Instructions to follow: Scan the entries below and say how many lines contain "JSON". Write only the number.

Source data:
━━━
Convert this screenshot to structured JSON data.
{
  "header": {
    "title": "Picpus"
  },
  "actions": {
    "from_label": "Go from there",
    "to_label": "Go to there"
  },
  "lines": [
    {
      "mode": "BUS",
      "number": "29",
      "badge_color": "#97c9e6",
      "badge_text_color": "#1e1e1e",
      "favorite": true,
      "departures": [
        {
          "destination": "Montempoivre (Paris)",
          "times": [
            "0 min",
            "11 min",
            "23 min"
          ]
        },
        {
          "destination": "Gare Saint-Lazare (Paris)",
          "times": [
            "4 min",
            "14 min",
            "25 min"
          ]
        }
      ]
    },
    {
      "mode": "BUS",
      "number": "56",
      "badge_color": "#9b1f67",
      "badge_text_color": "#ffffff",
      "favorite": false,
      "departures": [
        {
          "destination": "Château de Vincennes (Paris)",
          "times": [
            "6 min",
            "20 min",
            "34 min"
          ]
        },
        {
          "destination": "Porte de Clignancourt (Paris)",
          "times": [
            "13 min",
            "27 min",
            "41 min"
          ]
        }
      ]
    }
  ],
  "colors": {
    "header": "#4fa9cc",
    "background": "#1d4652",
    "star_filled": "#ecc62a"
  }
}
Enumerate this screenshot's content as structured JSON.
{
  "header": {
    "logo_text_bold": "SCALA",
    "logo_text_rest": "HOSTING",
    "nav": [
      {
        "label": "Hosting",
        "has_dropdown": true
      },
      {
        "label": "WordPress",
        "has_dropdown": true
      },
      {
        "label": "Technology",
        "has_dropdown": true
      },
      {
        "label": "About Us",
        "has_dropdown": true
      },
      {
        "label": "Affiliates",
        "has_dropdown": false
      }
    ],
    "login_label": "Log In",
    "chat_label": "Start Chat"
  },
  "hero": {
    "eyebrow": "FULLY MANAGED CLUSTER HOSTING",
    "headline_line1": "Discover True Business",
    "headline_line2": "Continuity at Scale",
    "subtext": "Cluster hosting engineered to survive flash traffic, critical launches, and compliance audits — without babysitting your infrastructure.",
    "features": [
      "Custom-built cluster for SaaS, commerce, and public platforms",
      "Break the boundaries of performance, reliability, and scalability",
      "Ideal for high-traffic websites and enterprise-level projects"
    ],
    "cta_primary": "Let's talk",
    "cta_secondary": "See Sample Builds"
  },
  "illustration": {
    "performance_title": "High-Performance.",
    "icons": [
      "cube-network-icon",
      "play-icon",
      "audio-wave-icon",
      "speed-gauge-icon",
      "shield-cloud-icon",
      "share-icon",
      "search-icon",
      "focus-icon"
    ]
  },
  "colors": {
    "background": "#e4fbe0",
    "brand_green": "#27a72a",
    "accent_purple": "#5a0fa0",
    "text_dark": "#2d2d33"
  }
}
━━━
Reply to the task: 2